Australia has formally agreed to a deal to help build a 4,000km (2,500 mile) internet cable to the Solomon Islands.
The Solomon Islands, a small Pacific nation, had originally given the contract to Chinese company Huawei.
Prime Minister Rick Houenipwela has said the decision followed “concerns raised by Australia”, which neither nation has elaborated upon.
Analysts say Canberra is concerned about China’s influence in the region, a subject of recent Australian debate.
Australian Prime Minister Malcolm Turnbull said on Wednesday: “As we step up our engagement in the Pacific, we are working as partners with Solomon Islands more closely than ever to ensure stability, security and prosperity in the region.”

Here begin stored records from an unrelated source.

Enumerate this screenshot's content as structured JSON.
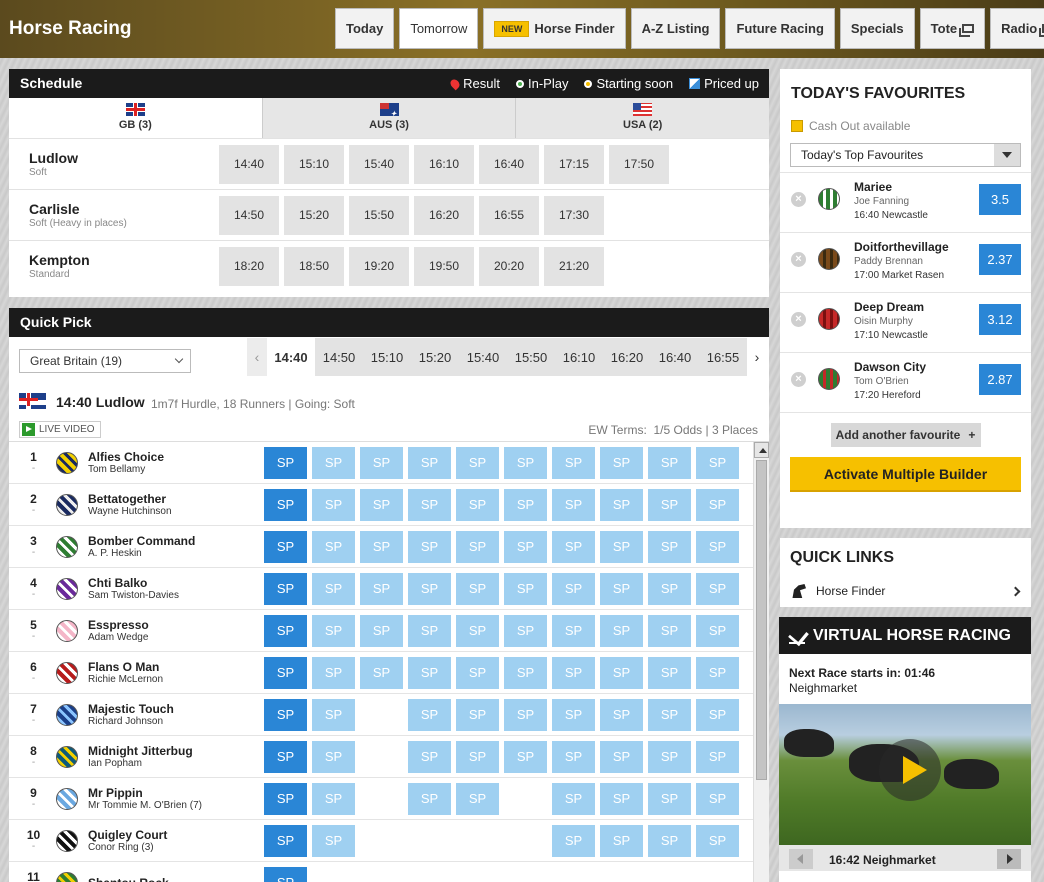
{
  "header": {
    "title": "Horse Racing",
    "nav": [
      {
        "label": "Today",
        "active": false
      },
      {
        "label": "Tomorrow",
        "active": true
      },
      {
        "label": "Horse Finder",
        "badge": "NEW"
      },
      {
        "label": "A-Z Listing"
      },
      {
        "label": "Future Racing"
      },
      {
        "label": "Specials"
      },
      {
        "label": "Tote",
        "external": true
      },
      {
        "label": "Radio",
        "external": true
      }
    ]
  },
  "schedule": {
    "title": "Schedule",
    "legend": [
      "Result",
      "In-Play",
      "Starting soon",
      "Priced up"
    ],
    "legend_colors": {
      "result": "#e33333",
      "in_play": "#4caf50",
      "starting_soon": "#f6c000",
      "priced_up": "#3b8fd9"
    },
    "tabs": [
      "GB (3)",
      "AUS (3)",
      "USA (2)"
    ],
    "meetings": [
      {
        "name": "Ludlow",
        "going": "Soft",
        "times": [
          "14:40",
          "15:10",
          "15:40",
          "16:10",
          "16:40",
          "17:15",
          "17:50"
        ]
      },
      {
        "name": "Carlisle",
        "going": "Soft (Heavy in places)",
        "times": [
          "14:50",
          "15:20",
          "15:50",
          "16:20",
          "16:55",
          "17:30"
        ]
      },
      {
        "name": "Kempton",
        "going": "Standard",
        "times": [
          "18:20",
          "18:50",
          "19:20",
          "19:50",
          "20:20",
          "21:20"
        ]
      }
    ]
  },
  "quick_pick": {
    "title": "Quick Pick",
    "region_select": "Great Britain (19)",
    "times": [
      "14:40",
      "14:50",
      "15:10",
      "15:20",
      "15:40",
      "15:50",
      "16:10",
      "16:20",
      "16:40",
      "16:55"
    ],
    "prev_arrow": "‹",
    "next_arrow": "›",
    "race_title": "14:40 Ludlow",
    "race_info": "1m7f Hurdle, 18 Runners | Going: Soft",
    "live_video": "LIVE VIDEO",
    "ew_terms_label": "EW Terms:",
    "ew_terms_value": "1/5 Odds | 3 Places",
    "sp_label": "SP",
    "runners": [
      {
        "no": "1",
        "sub": "-",
        "horse": "Alfies Choice",
        "jockey": "Tom Bellamy",
        "silk": [
          "#f2d000",
          "#1a2a60"
        ],
        "sp": [
          1,
          1,
          1,
          1,
          1,
          1,
          1,
          1,
          1,
          1
        ]
      },
      {
        "no": "2",
        "sub": "-",
        "horse": "Bettatogether",
        "jockey": "Wayne Hutchinson",
        "silk": [
          "#1a2a60",
          "#eeeeee"
        ],
        "sp": [
          1,
          1,
          1,
          1,
          1,
          1,
          1,
          1,
          1,
          1
        ]
      },
      {
        "no": "3",
        "sub": "-",
        "horse": "Bomber Command",
        "jockey": "A. P. Heskin",
        "silk": [
          "#2e7d32",
          "#ffffff"
        ],
        "sp": [
          1,
          1,
          1,
          1,
          1,
          1,
          1,
          1,
          1,
          1
        ]
      },
      {
        "no": "4",
        "sub": "-",
        "horse": "Chti Balko",
        "jockey": "Sam Twiston-Davies",
        "silk": [
          "#6a2a9a",
          "#ffffff"
        ],
        "sp": [
          1,
          1,
          1,
          1,
          1,
          1,
          1,
          1,
          1,
          1
        ]
      },
      {
        "no": "5",
        "sub": "-",
        "horse": "Esspresso",
        "jockey": "Adam Wedge",
        "silk": [
          "#f4b6c8",
          "#ffffff"
        ],
        "sp": [
          1,
          1,
          1,
          1,
          1,
          1,
          1,
          1,
          1,
          1
        ]
      },
      {
        "no": "6",
        "sub": "-",
        "horse": "Flans O Man",
        "jockey": "Richie McLernon",
        "silk": [
          "#b71c1c",
          "#ffffff"
        ],
        "sp": [
          1,
          1,
          1,
          1,
          1,
          1,
          1,
          1,
          1,
          1
        ]
      },
      {
        "no": "7",
        "sub": "-",
        "horse": "Majestic Touch",
        "jockey": "Richard Johnson",
        "silk": [
          "#1a3f8a",
          "#8ac4ff"
        ],
        "sp": [
          1,
          1,
          0,
          1,
          1,
          1,
          1,
          1,
          1,
          1
        ]
      },
      {
        "no": "8",
        "sub": "-",
        "horse": "Midnight Jitterbug",
        "jockey": "Ian Popham",
        "silk": [
          "#0d5a7a",
          "#f2d000"
        ],
        "sp": [
          1,
          1,
          0,
          1,
          1,
          1,
          1,
          1,
          1,
          1
        ]
      },
      {
        "no": "9",
        "sub": "-",
        "horse": "Mr Pippin",
        "jockey": "Mr Tommie M. O'Brien (7)",
        "silk": [
          "#6ba8e0",
          "#ffffff"
        ],
        "sp": [
          1,
          1,
          0,
          1,
          1,
          0,
          1,
          1,
          1,
          1
        ]
      },
      {
        "no": "10",
        "sub": "-",
        "horse": "Quigley Court",
        "jockey": "Conor Ring (3)",
        "silk": [
          "#111111",
          "#ffffff"
        ],
        "sp": [
          1,
          1,
          0,
          0,
          0,
          0,
          1,
          1,
          1,
          1
        ]
      },
      {
        "no": "11",
        "sub": "-",
        "horse": "Shantou Rock",
        "jockey": "",
        "silk": [
          "#2e7d32",
          "#f2d000"
        ],
        "sp": [
          1,
          0,
          0,
          0,
          0,
          0,
          0,
          0,
          0,
          0
        ]
      }
    ]
  },
  "favourites": {
    "title": "TODAY'S FAVOURITES",
    "cash_out": "Cash Out available",
    "select": "Today's Top Favourites",
    "items": [
      {
        "horse": "Mariee",
        "jockey": "Joe Fanning",
        "race": "16:40 Newcastle",
        "odds": "3.5",
        "silk": [
          "#2e7d32",
          "#ffffff"
        ]
      },
      {
        "horse": "Doitforthevillage",
        "jockey": "Paddy Brennan",
        "race": "17:00 Market Rasen",
        "odds": "2.37",
        "silk": [
          "#7a4a1a",
          "#3a2a10"
        ]
      },
      {
        "horse": "Deep Dream",
        "jockey": "Oisin Murphy",
        "race": "17:10 Newcastle",
        "odds": "3.12",
        "silk": [
          "#c62828",
          "#7a1010"
        ]
      },
      {
        "horse": "Dawson City",
        "jockey": "Tom O'Brien",
        "race": "17:20 Hereford",
        "odds": "2.87",
        "silk": [
          "#2e7d32",
          "#c62828"
        ]
      }
    ],
    "add_label": "Add another favourite",
    "add_plus": "+",
    "activate_label": "Activate Multiple Builder"
  },
  "quick_links": {
    "title": "QUICK LINKS",
    "items": [
      {
        "label": "Horse Finder"
      }
    ]
  },
  "virtual": {
    "title": "VIRTUAL HORSE RACING",
    "next_race": "Next Race starts in: 01:46",
    "venue": "Neighmarket",
    "nav_label": "16:42 Neighmarket"
  },
  "colors": {
    "accent_yellow": "#f6c000",
    "bet_blue": "#2a86d6",
    "bet_blue_light": "#9fd0f1",
    "dark": "#1b1b1b"
  }
}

Australia is expected to commit about A$100m (£56m;$75m) of its foreign aid budget to the project.
The deal will bring high-speed internet to the island chain via an underwater cable from Sydney. Australia agreed to a similar deal with Papua New Guinea last year.
Australia is the dominant source of foreign aid for the Solomon Islands. Last year, Canberra ended a 14-year peacekeeping mission and signed a renewed security agreement.
What is the controversy?
Mr Houenipwela said his country had abandoned its 2016 agreement with Huawei, a private telecommunications giant.
“We have had some concerns raised with us by Australia, and I guess that was the trigger for us to change from Huawei to now the arrangements we are now working with Australia on,” he said last week.
Canberra has previously blocked Huawei from taking part in Australian infrastructure projects, citing national security concerns.
The Australian Broadcasting Corporation reported that Australian spy chiefs had been opposed to Huawei’s deal with the Solomon Islands, arguing it might compromise the security of infrastructure in both nations.
Australia is keen to offset what it sees as efforts by China to gain regional influence, according to Peter Jennings, executive director of think tank Australian Strategic Policy Institute.
“Our government was very concerned about the prospect of Huawei providing the Solomons with its sole internet access connection, because that does create an opportunity for an intelligence organisation to monitor all of the communications traffic coming in and out of the island,” he told the BBC.
Tensions between Australia and China have been strained in recent times after Canberra announced new laws designed to prevent foreign interference.
Beijing has dismissed allegations of political interference in Australia as “hysteria”.